Start of Data excerpts
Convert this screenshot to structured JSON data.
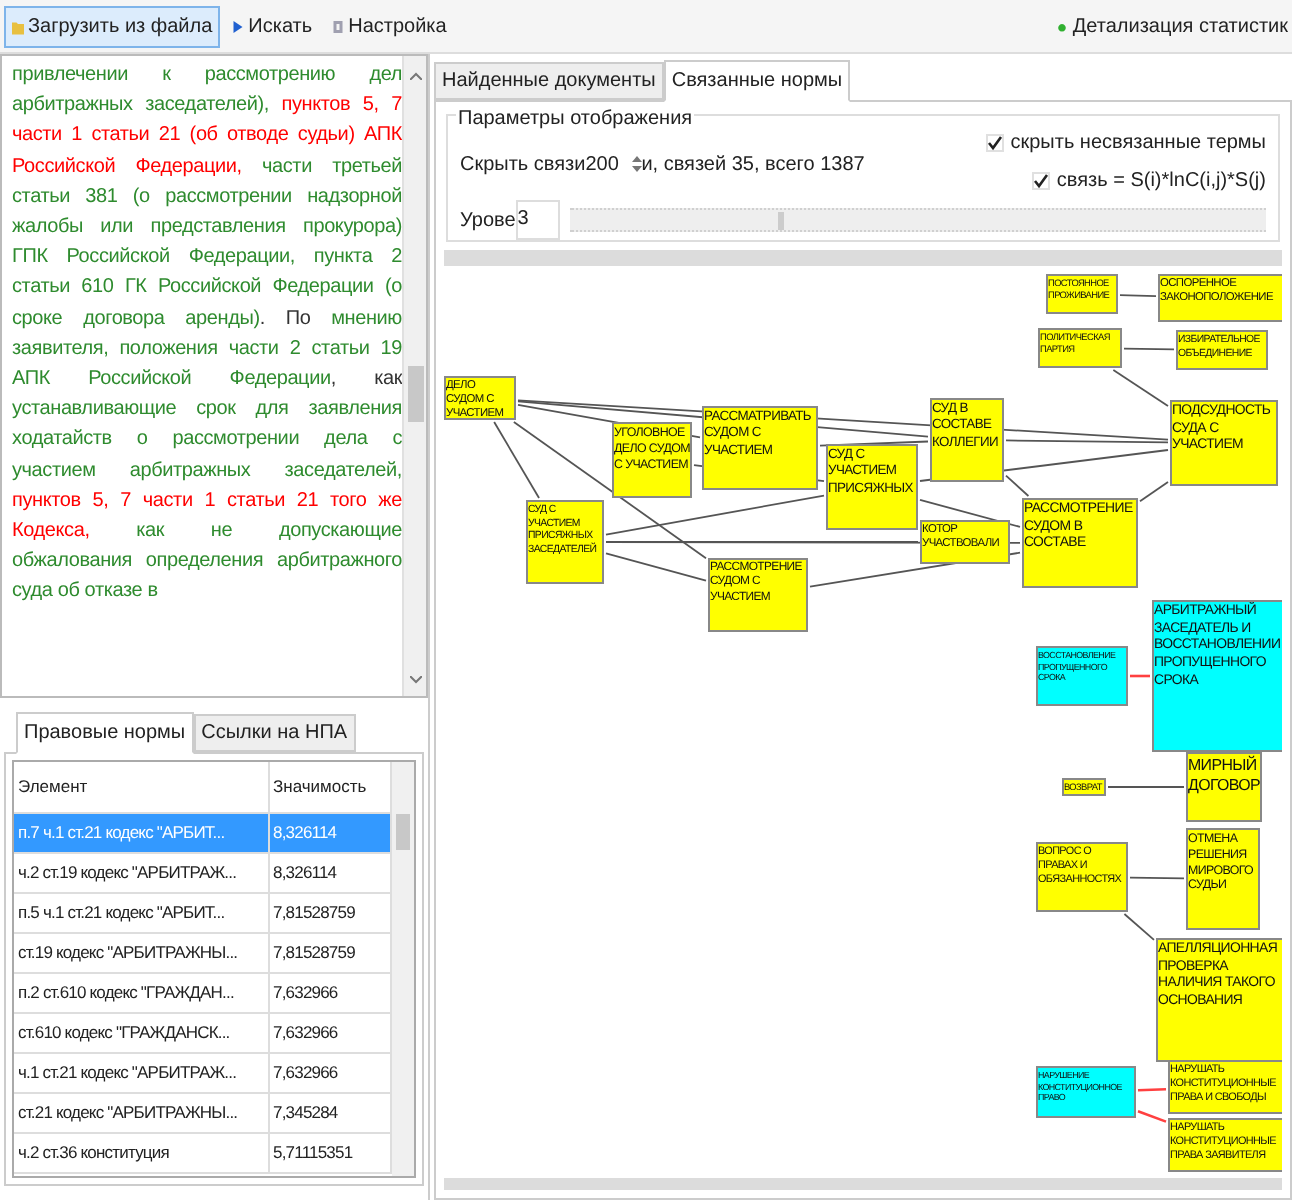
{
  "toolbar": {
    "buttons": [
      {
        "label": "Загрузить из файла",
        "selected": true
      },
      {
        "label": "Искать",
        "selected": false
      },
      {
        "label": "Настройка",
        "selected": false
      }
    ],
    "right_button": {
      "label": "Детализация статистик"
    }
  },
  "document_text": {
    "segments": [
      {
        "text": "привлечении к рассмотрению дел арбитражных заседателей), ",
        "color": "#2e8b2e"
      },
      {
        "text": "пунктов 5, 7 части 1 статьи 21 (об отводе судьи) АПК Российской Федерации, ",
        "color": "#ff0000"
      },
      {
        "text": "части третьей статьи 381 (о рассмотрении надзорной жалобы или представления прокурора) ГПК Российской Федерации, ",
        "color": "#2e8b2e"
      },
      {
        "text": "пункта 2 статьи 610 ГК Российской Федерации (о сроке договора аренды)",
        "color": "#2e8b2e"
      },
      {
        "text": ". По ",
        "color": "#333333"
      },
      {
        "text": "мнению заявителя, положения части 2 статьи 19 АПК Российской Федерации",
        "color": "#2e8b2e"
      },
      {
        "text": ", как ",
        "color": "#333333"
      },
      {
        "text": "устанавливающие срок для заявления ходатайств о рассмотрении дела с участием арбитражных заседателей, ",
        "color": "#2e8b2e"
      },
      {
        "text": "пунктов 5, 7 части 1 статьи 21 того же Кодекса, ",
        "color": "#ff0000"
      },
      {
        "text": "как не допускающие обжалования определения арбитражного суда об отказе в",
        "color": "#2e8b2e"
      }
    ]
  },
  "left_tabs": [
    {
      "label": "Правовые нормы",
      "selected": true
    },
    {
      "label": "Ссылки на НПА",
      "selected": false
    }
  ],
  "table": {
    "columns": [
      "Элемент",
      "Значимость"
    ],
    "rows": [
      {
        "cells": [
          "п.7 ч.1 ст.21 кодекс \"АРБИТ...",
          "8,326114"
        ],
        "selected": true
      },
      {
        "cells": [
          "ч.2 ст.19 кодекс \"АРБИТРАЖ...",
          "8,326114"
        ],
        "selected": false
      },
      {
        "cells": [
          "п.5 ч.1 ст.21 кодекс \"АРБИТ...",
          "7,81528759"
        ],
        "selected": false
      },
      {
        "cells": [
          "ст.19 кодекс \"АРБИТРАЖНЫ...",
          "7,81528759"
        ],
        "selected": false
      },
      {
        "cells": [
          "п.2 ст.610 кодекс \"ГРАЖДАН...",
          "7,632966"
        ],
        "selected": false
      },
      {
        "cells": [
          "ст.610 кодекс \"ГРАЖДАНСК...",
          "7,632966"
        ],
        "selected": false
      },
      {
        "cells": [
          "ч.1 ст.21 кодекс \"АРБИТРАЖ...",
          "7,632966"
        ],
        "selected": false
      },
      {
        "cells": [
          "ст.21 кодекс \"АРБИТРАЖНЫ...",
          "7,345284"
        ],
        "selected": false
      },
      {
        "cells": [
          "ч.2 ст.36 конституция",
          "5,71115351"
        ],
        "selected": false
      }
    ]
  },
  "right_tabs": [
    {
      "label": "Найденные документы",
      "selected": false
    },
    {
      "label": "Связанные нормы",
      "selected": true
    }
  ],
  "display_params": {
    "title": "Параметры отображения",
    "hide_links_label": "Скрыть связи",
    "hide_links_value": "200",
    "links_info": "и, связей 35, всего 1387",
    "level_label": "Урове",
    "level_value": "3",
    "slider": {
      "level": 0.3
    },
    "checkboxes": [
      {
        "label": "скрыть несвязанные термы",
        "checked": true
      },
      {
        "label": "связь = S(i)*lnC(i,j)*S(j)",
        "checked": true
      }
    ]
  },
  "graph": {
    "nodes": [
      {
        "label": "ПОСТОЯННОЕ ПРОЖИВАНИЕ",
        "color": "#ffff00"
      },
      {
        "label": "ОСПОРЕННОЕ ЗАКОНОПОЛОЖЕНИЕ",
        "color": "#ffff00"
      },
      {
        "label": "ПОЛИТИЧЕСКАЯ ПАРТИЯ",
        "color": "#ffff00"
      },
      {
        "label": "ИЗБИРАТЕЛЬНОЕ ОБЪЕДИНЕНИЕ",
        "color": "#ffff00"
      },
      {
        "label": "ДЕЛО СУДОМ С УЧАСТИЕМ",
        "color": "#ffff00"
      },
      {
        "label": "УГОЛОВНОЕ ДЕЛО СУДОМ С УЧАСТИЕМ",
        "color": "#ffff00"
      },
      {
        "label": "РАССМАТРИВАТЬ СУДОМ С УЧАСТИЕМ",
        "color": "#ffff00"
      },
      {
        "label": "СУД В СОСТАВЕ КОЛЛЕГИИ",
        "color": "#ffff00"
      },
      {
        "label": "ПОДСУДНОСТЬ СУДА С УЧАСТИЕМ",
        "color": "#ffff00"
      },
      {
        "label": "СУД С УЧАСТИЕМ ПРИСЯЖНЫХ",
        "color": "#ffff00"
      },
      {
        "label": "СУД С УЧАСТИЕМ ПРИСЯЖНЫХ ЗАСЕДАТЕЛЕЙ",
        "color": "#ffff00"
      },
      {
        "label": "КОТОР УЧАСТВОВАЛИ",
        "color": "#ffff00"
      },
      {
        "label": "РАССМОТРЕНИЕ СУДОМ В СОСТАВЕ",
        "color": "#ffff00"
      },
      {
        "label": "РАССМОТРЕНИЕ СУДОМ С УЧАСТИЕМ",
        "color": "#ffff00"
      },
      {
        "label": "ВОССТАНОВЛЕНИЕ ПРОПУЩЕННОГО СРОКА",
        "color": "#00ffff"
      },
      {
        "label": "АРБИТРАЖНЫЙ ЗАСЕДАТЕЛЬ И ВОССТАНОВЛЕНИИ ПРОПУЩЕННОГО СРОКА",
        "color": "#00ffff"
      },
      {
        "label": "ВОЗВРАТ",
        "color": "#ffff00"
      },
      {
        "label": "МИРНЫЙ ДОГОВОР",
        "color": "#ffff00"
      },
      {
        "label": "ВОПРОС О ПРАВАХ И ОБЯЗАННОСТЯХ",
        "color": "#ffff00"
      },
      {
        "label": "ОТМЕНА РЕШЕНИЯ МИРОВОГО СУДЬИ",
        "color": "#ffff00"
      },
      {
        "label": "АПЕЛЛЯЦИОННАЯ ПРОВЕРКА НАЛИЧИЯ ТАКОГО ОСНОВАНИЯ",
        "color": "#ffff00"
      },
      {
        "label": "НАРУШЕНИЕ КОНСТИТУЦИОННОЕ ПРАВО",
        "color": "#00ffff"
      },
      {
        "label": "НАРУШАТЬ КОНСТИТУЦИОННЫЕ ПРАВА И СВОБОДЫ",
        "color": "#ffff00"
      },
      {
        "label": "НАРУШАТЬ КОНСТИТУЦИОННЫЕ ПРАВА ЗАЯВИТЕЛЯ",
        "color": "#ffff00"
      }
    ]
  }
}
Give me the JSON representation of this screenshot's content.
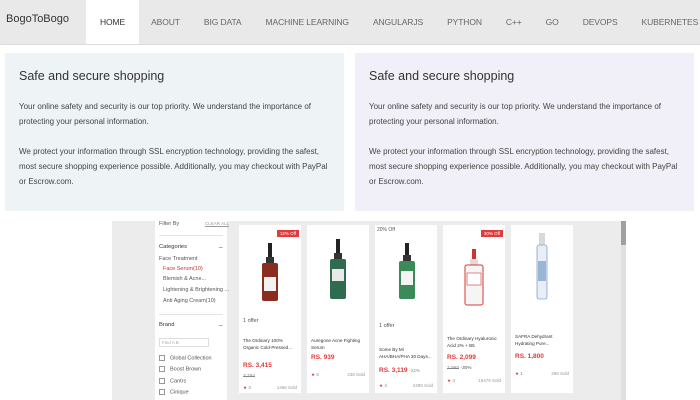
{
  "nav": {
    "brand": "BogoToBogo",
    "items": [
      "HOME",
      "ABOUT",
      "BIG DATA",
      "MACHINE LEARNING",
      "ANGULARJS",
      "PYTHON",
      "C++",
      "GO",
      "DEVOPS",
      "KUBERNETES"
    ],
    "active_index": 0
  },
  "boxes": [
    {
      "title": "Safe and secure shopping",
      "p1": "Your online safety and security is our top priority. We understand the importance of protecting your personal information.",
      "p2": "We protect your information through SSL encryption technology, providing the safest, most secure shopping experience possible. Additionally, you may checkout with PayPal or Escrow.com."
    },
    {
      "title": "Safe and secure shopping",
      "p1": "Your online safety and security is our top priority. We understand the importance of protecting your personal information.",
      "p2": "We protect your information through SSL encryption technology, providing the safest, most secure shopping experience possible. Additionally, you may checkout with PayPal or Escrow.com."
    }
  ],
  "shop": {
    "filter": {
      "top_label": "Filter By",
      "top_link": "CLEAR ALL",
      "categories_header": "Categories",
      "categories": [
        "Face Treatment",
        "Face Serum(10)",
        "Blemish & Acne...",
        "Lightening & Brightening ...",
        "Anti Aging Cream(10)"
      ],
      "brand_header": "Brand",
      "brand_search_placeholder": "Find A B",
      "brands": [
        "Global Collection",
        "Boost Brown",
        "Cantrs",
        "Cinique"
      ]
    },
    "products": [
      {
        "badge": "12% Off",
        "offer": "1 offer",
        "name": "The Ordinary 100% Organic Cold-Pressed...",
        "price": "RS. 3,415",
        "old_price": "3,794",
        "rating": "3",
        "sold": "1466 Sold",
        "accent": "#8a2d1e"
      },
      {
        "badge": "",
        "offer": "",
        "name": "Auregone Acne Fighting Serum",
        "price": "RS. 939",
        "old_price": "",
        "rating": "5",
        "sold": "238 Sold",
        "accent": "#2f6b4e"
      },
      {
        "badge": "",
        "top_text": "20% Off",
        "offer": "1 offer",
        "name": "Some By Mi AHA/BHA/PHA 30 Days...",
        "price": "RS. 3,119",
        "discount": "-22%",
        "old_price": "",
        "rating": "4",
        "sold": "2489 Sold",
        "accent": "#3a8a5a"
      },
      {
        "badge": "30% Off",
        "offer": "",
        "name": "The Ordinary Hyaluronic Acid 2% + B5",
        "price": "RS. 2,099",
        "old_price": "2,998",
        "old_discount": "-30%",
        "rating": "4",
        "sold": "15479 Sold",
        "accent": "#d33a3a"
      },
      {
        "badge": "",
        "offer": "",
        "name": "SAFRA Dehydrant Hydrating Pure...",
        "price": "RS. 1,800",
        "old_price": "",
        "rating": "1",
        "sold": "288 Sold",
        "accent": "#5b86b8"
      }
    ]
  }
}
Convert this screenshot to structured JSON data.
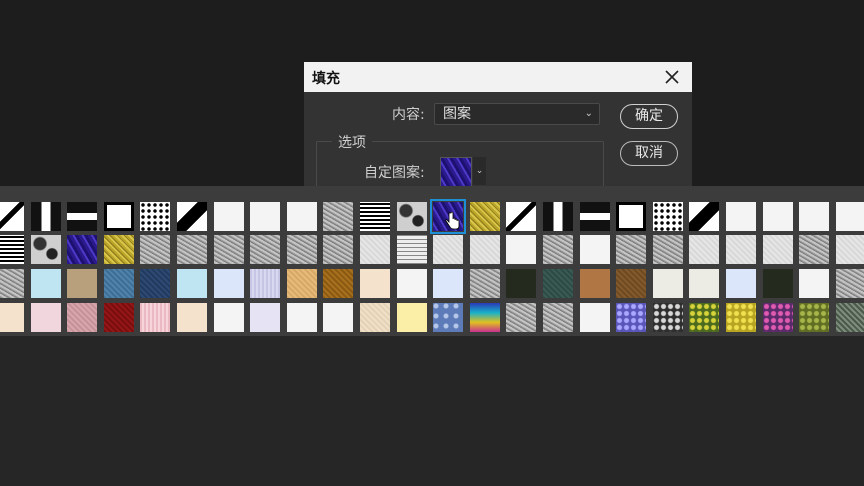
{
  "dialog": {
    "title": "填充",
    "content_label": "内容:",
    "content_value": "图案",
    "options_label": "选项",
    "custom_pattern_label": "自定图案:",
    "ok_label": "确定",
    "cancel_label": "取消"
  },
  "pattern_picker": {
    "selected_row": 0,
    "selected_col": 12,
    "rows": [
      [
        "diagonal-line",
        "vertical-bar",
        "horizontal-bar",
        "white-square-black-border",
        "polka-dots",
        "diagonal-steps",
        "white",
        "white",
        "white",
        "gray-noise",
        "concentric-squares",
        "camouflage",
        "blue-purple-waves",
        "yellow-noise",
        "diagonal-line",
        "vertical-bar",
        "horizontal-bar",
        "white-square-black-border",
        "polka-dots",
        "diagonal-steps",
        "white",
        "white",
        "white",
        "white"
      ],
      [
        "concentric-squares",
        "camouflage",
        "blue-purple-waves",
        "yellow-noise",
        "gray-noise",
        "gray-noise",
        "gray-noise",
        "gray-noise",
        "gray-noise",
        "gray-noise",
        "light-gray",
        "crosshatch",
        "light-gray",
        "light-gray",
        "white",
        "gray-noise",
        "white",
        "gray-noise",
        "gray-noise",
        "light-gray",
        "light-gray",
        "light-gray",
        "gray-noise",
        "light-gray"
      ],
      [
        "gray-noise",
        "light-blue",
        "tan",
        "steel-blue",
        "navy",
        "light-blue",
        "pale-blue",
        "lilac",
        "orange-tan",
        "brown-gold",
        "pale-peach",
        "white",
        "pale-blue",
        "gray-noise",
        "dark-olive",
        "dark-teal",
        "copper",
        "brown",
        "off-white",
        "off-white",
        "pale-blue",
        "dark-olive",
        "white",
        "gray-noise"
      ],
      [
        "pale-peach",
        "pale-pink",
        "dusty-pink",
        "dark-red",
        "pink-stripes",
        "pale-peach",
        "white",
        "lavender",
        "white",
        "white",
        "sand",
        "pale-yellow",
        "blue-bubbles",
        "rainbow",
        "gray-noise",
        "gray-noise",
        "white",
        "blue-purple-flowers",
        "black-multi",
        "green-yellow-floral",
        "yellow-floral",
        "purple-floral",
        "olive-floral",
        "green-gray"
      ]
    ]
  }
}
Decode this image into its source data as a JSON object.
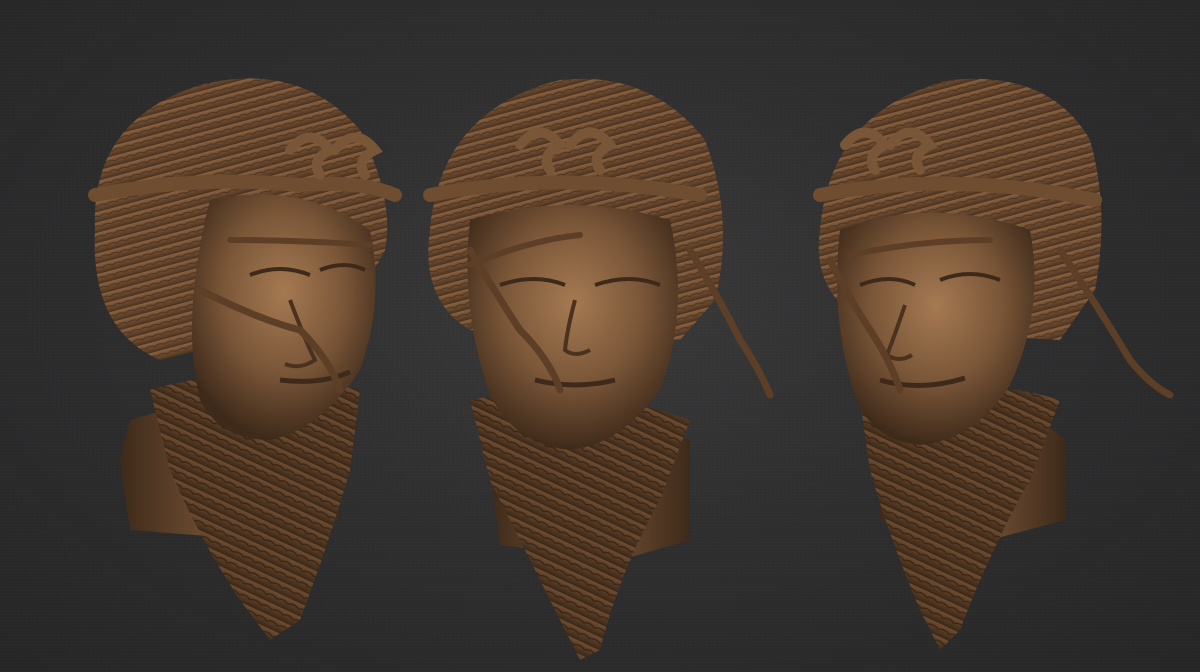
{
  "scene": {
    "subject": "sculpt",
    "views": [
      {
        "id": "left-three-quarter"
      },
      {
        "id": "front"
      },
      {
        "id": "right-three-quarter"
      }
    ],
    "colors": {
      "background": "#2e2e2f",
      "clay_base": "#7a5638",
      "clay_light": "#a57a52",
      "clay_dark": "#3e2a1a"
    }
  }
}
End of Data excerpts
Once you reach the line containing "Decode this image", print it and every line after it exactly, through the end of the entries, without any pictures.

#### Your response
Decode this image into its source data as a JSON object.
{
  "scene": {
    "subject": "sculpt",
    "views": [
      {
        "id": "left-three-quarter"
      },
      {
        "id": "front"
      },
      {
        "id": "right-three-quarter"
      }
    ],
    "colors": {
      "background": "#2e2e2f",
      "clay_base": "#7a5638",
      "clay_light": "#a57a52",
      "clay_dark": "#3e2a1a"
    }
  }
}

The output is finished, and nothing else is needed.